A: Their salaries were $10 to $13 an hour. Some of them refused to believe they weren’t going to find work immediately at that wage. We were making them aware of the difficulty, but again they wouldn’t accept it: “Oh, no, something’s going to happen.” But a lot of them were willing to accept $9 an hour, take a $3-an-hour pay cut, and those are the ones who are working now. Even though they took a pay cut, we put them in jobs where they can be making up to that (old) salary within a couple of years, work their way back up to it. Those persons who are still looking for their old salary are probably still unemployed.
Q: It must have been difficult for them to make a decision.
A: You can’t go from one meat-packing plant to another--there aren’t many left in Los Angeles. I think a lot of people took the opportunity to retrain. That’s where many of them are right now. We offered counseling to a lot of persons who were unsure what they wanted to do. And testing. Some needed English classes to begin with. Some took training for other careers--drug and alcohol counselor and computer technician are two examples. We tried to limit the use of private job-training schools; we couldn’t see these people being able to repay the loans with just unemployment insurance payments.
Q: White-collar workers have been advised for years that the old notion of job security--the idea you could work for one company the rest of your life--has disappeared. Manufacturing workers don’t tend to get that sort of counseling until it’s too late.
A: I think that’s changing, simply because of all of the layoffs that are occurring. The fact is, if you have a relative, someone near you, and you know that after 20 years they lost their job, then you become fearful of your job. There may be some doubt in your mind, even though you’ve been in your job a long time. It’s more of a reality now.
Q: Give me a portrait of the average Oscar Mayer production worker.
A: An average person had been there 20 years, probably lacking a high school diploma, probably 10th-, 11th-grade education. They ran all kinds of machinery, from sausage making to packing machines--that was the extent of their production experience.
Q: But many of them owned homes, they’d been able to develop middle-class lives despite those minimal skills.
A: That’s very true. They worried about losing that, but they also spoke of their mortgage payment being very low as compared to some payments now that run up in the thousands. Some even told me what they paid. It was in the $200 range. They bought a long time ago. They live in less expensive areas. That was part of the denial, too: “Well, I can make it on my unemployment if I have to.”
Q: For many of the workers, it had been a long time since they’d looked for a job. Was that a problem?
A: They forget what to do. And we can tell just by our EDD application, which is probably much simpler than the one they would encounter with a company. They even have a difficult time completing ours.

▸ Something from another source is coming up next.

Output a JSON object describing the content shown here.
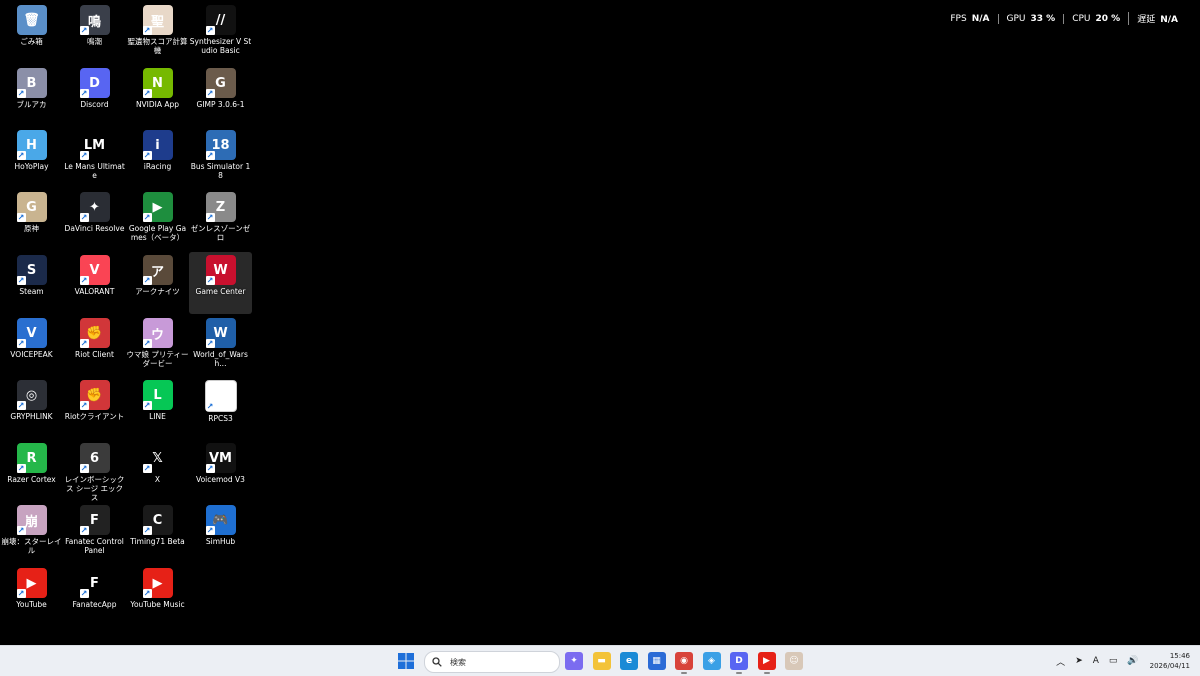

The assistance we give them is very valuable.
Q: Are we talking about literacy problems or just time?
A: It may be both. There were some in that company who couldn’t read or write, but I think it’s mostly being out of practice: “Gosh, I forgot what this was all about.” “What do I say, what don’t I say?” Having them complete applications, interviews was helpful. They weren’t going into meat packing. We had to teach them to sell their skills to a whole different industry, whatever may be out there.
Q: That must be a scary process.
A: Yes, for them it is.
Q: What sort of goals do you have on a project like this? What makes it satisfying?
A: Helping someone. They have to think, they have to plan. The satisfaction is just knowing that I’ve gotten to one or two individuals in the whole group, that I’ve made them at least think about what they’re going to do.